RECORDS PROVIDED Start Marker
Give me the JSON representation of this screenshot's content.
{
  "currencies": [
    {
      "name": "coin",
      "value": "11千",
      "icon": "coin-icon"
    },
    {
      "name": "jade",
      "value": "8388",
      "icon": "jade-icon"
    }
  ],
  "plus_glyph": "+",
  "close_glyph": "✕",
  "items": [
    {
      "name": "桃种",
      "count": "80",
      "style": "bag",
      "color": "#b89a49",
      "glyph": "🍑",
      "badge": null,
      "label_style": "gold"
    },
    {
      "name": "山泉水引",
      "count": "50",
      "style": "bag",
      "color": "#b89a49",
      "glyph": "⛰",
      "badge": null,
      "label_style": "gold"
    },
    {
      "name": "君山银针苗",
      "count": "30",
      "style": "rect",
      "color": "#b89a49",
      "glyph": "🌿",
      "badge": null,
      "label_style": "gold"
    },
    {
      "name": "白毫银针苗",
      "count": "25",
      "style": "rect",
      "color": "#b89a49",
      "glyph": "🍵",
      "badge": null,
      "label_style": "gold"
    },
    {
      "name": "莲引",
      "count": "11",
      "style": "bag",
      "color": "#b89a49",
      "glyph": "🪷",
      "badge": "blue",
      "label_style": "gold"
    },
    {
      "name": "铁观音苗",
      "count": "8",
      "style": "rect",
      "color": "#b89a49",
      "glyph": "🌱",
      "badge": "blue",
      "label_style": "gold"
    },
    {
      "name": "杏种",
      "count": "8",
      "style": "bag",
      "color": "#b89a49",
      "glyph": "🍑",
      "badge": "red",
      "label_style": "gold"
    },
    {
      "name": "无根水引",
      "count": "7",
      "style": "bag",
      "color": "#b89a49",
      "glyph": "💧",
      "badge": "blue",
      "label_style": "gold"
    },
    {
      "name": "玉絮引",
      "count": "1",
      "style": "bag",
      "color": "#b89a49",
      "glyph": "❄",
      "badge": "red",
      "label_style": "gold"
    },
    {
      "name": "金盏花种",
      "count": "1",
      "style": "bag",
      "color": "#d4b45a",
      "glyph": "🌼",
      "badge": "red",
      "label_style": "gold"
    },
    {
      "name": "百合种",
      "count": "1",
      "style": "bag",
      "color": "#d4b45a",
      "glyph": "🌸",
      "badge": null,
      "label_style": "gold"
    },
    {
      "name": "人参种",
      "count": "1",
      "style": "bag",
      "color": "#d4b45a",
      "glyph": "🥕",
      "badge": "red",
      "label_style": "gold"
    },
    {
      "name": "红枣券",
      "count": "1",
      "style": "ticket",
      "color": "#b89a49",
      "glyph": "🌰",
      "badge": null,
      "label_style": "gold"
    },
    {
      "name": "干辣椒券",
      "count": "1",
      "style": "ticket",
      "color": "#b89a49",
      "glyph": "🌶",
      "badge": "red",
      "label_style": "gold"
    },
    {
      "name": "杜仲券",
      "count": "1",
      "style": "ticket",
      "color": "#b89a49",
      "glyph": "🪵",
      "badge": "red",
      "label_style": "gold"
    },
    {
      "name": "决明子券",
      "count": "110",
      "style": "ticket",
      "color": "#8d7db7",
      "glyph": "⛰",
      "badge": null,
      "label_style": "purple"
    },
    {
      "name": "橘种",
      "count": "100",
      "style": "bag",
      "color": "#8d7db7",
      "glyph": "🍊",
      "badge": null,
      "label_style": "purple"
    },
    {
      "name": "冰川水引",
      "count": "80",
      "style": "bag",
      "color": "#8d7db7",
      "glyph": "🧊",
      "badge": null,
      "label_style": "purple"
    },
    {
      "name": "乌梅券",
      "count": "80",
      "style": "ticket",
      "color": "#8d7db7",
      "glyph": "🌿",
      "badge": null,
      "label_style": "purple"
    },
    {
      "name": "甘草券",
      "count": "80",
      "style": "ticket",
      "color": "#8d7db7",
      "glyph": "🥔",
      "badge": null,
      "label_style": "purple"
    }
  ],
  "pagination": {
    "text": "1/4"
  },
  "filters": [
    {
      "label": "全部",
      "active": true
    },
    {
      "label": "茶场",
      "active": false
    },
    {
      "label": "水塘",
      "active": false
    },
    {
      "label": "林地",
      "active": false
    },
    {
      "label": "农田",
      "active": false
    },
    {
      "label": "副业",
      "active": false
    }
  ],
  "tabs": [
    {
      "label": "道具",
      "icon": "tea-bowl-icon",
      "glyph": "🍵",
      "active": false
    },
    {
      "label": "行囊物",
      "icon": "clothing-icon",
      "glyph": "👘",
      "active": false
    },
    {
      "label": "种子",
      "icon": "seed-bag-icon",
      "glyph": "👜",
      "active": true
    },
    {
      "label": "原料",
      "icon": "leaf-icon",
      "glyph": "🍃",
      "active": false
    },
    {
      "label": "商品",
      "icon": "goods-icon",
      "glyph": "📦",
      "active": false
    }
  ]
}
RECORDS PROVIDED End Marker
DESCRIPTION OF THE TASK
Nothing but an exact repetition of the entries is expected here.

RESPONSE
Give me the JSON representation of this screenshot's content.
{
  "currencies": [
    {
      "name": "coin",
      "value": "11千",
      "icon": "coin-icon"
    },
    {
      "name": "jade",
      "value": "8388",
      "icon": "jade-icon"
    }
  ],
  "plus_glyph": "+",
  "close_glyph": "✕",
  "items": [
    {
      "name": "桃种",
      "count": "80",
      "style": "bag",
      "color": "#b89a49",
      "glyph": "🍑",
      "badge": null,
      "label_style": "gold"
    },
    {
      "name": "山泉水引",
      "count": "50",
      "style": "bag",
      "color": "#b89a49",
      "glyph": "⛰",
      "badge": null,
      "label_style": "gold"
    },
    {
      "name": "君山银针苗",
      "count": "30",
      "style": "rect",
      "color": "#b89a49",
      "glyph": "🌿",
      "badge": null,
      "label_style": "gold"
    },
    {
      "name": "白毫银针苗",
      "count": "25",
      "style": "rect",
      "color": "#b89a49",
      "glyph": "🍵",
      "badge": null,
      "label_style": "gold"
    },
    {
      "name": "莲引",
      "count": "11",
      "style": "bag",
      "color": "#b89a49",
      "glyph": "🪷",
      "badge": "blue",
      "label_style": "gold"
    },
    {
      "name": "铁观音苗",
      "count": "8",
      "style": "rect",
      "color": "#b89a49",
      "glyph": "🌱",
      "badge": "blue",
      "label_style": "gold"
    },
    {
      "name": "杏种",
      "count": "8",
      "style": "bag",
      "color": "#b89a49",
      "glyph": "🍑",
      "badge": "red",
      "label_style": "gold"
    },
    {
      "name": "无根水引",
      "count": "7",
      "style": "bag",
      "color": "#b89a49",
      "glyph": "💧",
      "badge": "blue",
      "label_style": "gold"
    },
    {
      "name": "玉絮引",
      "count": "1",
      "style": "bag",
      "color": "#b89a49",
      "glyph": "❄",
      "badge": "red",
      "label_style": "gold"
    },
    {
      "name": "金盏花种",
      "count": "1",
      "style": "bag",
      "color": "#d4b45a",
      "glyph": "🌼",
      "badge": "red",
      "label_style": "gold"
    },
    {
      "name": "百合种",
      "count": "1",
      "style": "bag",
      "color": "#d4b45a",
      "glyph": "🌸",
      "badge": null,
      "label_style": "gold"
    },
    {
      "name": "人参种",
      "count": "1",
      "style": "bag",
      "color": "#d4b45a",
      "glyph": "🥕",
      "badge": "red",
      "label_style": "gold"
    },
    {
      "name": "红枣券",
      "count": "1",
      "style": "ticket",
      "color": "#b89a49",
      "glyph": "🌰",
      "badge": null,
      "label_style": "gold"
    },
    {
      "name": "干辣椒券",
      "count": "1",
      "style": "ticket",
      "color": "#b89a49",
      "glyph": "🌶",
      "badge": "red",
      "label_style": "gold"
    },
    {
      "name": "杜仲券",
      "count": "1",
      "style": "ticket",
      "color": "#b89a49",
      "glyph": "🪵",
      "badge": "red",
      "label_style": "gold"
    },
    {
      "name": "决明子券",
      "count": "110",
      "style": "ticket",
      "color": "#8d7db7",
      "glyph": "⛰",
      "badge": null,
      "label_style": "purple"
    },
    {
      "name": "橘种",
      "count": "100",
      "style": "bag",
      "color": "#8d7db7",
      "glyph": "🍊",
      "badge": null,
      "label_style": "purple"
    },
    {
      "name": "冰川水引",
      "count": "80",
      "style": "bag",
      "color": "#8d7db7",
      "glyph": "🧊",
      "badge": null,
      "label_style": "purple"
    },
    {
      "name": "乌梅券",
      "count": "80",
      "style": "ticket",
      "color": "#8d7db7",
      "glyph": "🌿",
      "badge": null,
      "label_style": "purple"
    },
    {
      "name": "甘草券",
      "count": "80",
      "style": "ticket",
      "color": "#8d7db7",
      "glyph": "🥔",
      "badge": null,
      "label_style": "purple"
    }
  ],
  "pagination": {
    "text": "1/4"
  },
  "filters": [
    {
      "label": "全部",
      "active": true
    },
    {
      "label": "茶场",
      "active": false
    },
    {
      "label": "水塘",
      "active": false
    },
    {
      "label": "林地",
      "active": false
    },
    {
      "label": "农田",
      "active": false
    },
    {
      "label": "副业",
      "active": false
    }
  ],
  "tabs": [
    {
      "label": "道具",
      "icon": "tea-bowl-icon",
      "glyph": "🍵",
      "active": false
    },
    {
      "label": "行囊物",
      "icon": "clothing-icon",
      "glyph": "👘",
      "active": false
    },
    {
      "label": "种子",
      "icon": "seed-bag-icon",
      "glyph": "👜",
      "active": true
    },
    {
      "label": "原料",
      "icon": "leaf-icon",
      "glyph": "🍃",
      "active": false
    },
    {
      "label": "商品",
      "icon": "goods-icon",
      "glyph": "📦",
      "active": false
    }
  ]
}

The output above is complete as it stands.